The gist of my argument is this: Can one trust information that can be anonymously posted, reposted, and then widely believed, when the sources of the information are unclear or non-existent and the intent of the posts is debatable? Do people who post or repost information on electronic media platforms routinely check their sources?
Let me add here that I am not referring to e-media versions of accepted publications like the Washington Post, New Yorker, NYT, or WSJ, though all of these have their own take and slant on the news.
A couple of days ago, I reposted on Facebook something that made sense to me, a number of statistics relating to reading in the United States. The figures cited matched what I had seen online and what I believed to be accurate, namely that fewer and fewer Americans read books. I agreed with the assessment that reading in America had fallen off in recent times. I failed to look for backup sources that would confirm my assumptions.
The posting was in the form of a rectangular graphic, at the bottom of which was a statement that would be hard to corroborate, namely that, “Reading one hour per day in your chosen field will make you an international expert in 7 years.” One hour, multiplied by 365, multiplied by seven, comes to 2,555 hours, plus one or two additional hours for leap years. Yes, I thought, anyone who spends that much time on one subject could well earn a doctorate and become an expert. This further assured me that the rest of the figures cited were accurate.
At the top of the article, I typed, “True Fact.” My friend Sarah Blumenthal quickly commented, “Actually, most of it isn’t,” she wrote, noting that “the stuff that’s based in reality and not made up is based on statistics from about 15 years ago […]. Reading among adults has been on an upswing for a while.” She attached a web address that challenged almost all the numbers cited, as well as the credibility of the source that first came up with the figures. I won’t quote these here; they’re at http://skeptics.stackexchange.com/questions/9446.
I did not know the statistics I posted have been online for more than a decade. I didn’t bother to check them because they matched my beliefs. They were, effectively, fake news or, at best, outdated news passed off as recent findings.
I doubt that the established print media would have blindly printed and disseminated these figures. They would have checked and double-checked and possibly written an advisory notice to warn the readers of the figures’ lack of accuracy.
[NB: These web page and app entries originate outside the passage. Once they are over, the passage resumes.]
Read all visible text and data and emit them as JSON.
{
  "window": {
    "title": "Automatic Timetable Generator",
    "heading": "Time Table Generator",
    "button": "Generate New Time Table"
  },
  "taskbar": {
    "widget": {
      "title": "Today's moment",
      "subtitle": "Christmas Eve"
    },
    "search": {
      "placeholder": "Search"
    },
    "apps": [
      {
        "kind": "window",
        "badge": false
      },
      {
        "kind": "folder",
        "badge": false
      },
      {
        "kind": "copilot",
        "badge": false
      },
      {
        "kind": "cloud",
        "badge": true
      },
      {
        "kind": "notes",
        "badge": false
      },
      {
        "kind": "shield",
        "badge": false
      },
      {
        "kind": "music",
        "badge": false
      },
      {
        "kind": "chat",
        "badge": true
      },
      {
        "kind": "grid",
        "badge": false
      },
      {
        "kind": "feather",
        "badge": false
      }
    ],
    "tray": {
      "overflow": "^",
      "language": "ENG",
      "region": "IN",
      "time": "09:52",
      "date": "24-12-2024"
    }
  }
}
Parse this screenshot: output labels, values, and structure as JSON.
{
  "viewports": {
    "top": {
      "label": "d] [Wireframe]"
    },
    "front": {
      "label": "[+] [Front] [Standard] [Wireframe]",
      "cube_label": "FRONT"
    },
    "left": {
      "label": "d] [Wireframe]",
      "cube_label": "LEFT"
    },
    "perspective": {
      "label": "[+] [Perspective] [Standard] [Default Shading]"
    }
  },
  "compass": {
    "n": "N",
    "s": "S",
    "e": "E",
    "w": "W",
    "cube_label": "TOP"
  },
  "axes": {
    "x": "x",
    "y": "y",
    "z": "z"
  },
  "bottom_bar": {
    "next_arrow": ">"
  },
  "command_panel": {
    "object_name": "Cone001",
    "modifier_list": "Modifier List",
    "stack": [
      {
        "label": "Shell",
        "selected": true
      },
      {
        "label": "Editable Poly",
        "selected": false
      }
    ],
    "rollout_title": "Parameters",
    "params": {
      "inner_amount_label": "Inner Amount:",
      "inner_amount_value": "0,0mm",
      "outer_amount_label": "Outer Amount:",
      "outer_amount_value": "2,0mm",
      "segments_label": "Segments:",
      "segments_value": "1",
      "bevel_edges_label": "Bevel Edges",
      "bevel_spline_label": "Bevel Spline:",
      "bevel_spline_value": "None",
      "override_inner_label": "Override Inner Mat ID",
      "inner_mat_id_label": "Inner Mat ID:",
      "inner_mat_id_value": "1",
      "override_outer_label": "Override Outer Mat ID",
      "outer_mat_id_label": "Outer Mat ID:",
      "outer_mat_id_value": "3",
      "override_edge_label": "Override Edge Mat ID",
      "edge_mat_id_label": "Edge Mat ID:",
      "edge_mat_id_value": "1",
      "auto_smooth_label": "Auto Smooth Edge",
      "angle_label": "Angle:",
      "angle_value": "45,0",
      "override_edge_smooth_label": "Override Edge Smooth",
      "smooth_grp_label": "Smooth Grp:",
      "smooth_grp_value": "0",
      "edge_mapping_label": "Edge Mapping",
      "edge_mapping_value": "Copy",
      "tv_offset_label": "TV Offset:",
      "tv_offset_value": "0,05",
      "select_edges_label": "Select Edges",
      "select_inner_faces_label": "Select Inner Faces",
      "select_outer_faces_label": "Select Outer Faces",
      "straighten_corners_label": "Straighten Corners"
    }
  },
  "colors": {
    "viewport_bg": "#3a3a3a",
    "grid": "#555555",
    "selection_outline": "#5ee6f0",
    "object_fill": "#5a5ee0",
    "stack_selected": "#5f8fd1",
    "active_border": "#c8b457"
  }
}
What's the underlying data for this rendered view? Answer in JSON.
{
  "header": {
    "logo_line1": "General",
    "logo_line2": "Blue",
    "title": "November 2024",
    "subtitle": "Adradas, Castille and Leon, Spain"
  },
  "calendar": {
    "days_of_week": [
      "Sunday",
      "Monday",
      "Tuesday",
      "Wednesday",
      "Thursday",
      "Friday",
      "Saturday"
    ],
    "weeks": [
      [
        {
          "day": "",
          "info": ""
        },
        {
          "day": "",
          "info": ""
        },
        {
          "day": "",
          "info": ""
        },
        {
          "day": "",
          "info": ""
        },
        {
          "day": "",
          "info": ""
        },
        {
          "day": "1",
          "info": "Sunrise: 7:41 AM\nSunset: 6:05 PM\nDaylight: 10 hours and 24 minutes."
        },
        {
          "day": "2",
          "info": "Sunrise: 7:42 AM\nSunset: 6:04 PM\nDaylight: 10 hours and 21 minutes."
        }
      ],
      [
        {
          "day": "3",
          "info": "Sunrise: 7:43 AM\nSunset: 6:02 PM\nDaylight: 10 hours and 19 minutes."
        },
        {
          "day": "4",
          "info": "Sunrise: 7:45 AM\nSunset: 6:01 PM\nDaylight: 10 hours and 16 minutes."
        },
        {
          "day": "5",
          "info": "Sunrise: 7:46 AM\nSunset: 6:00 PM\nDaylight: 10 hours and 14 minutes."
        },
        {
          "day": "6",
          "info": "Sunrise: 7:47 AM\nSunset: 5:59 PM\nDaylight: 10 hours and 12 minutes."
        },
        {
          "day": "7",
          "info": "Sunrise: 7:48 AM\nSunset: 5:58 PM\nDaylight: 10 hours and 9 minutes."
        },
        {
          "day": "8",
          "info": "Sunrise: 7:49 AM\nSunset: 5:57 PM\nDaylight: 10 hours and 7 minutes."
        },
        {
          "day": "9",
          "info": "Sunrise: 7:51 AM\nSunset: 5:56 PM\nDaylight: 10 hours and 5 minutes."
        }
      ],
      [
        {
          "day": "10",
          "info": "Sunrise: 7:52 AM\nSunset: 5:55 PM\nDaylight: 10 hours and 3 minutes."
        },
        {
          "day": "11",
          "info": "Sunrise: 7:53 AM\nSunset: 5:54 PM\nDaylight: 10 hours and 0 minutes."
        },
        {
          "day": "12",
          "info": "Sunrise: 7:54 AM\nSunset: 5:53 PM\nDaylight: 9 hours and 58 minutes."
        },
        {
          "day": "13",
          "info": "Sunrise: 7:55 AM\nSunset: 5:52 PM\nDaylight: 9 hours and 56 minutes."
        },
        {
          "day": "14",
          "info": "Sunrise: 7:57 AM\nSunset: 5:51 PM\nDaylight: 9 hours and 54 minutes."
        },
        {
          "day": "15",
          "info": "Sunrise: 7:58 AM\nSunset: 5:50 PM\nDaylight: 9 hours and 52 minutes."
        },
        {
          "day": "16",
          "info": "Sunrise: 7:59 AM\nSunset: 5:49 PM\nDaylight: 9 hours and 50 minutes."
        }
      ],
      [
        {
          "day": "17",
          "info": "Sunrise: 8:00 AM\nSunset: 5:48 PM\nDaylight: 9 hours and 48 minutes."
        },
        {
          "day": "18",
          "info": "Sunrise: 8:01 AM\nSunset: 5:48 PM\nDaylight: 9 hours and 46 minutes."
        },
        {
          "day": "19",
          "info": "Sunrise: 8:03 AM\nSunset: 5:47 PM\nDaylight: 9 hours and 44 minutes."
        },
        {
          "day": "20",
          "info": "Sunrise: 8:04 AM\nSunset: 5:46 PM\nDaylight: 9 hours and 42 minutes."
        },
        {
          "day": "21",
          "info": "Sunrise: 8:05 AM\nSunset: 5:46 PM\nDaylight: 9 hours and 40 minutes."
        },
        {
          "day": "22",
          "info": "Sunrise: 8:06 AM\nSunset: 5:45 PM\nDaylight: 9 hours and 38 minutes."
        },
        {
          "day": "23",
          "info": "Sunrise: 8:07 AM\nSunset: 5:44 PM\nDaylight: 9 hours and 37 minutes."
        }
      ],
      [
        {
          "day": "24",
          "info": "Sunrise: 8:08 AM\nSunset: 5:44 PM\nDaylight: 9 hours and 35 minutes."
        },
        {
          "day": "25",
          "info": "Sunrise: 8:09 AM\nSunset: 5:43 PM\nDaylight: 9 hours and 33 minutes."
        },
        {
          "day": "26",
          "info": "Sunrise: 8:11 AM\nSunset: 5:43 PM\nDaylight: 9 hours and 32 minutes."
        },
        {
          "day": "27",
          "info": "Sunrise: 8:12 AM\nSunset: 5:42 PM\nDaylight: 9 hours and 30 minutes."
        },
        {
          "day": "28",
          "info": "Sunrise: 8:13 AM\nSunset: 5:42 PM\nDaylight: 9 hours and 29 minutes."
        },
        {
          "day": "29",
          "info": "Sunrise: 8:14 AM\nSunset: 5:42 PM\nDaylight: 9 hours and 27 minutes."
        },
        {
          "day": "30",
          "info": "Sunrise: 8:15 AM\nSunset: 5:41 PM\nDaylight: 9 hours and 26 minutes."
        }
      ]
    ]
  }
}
In fact, I’d be willing to bet that the numbers would never have appeared in the reputable press.
What it comes down to, in my opinion, is this: There are assuredly many trustworthy EM sites that accurately report the news, but online it’s hard to know what is reliable and what is not. Years ago, Reddit was. Now it’s a disseminator of unchecked nonsense. Breitbart repeatedly put out false information about Trump rivals and was widely read and quoted. Facebook, though it has made efforts to get rid of fake news, simply can’t control the flow. A November 14 article in the New York Times advised readers that both Facebook and Google were gearing up to combat fake news sites. This is as it should be, but such efforts won’t solve the problem associated with reposting inaccurate information, as I unwittingly did.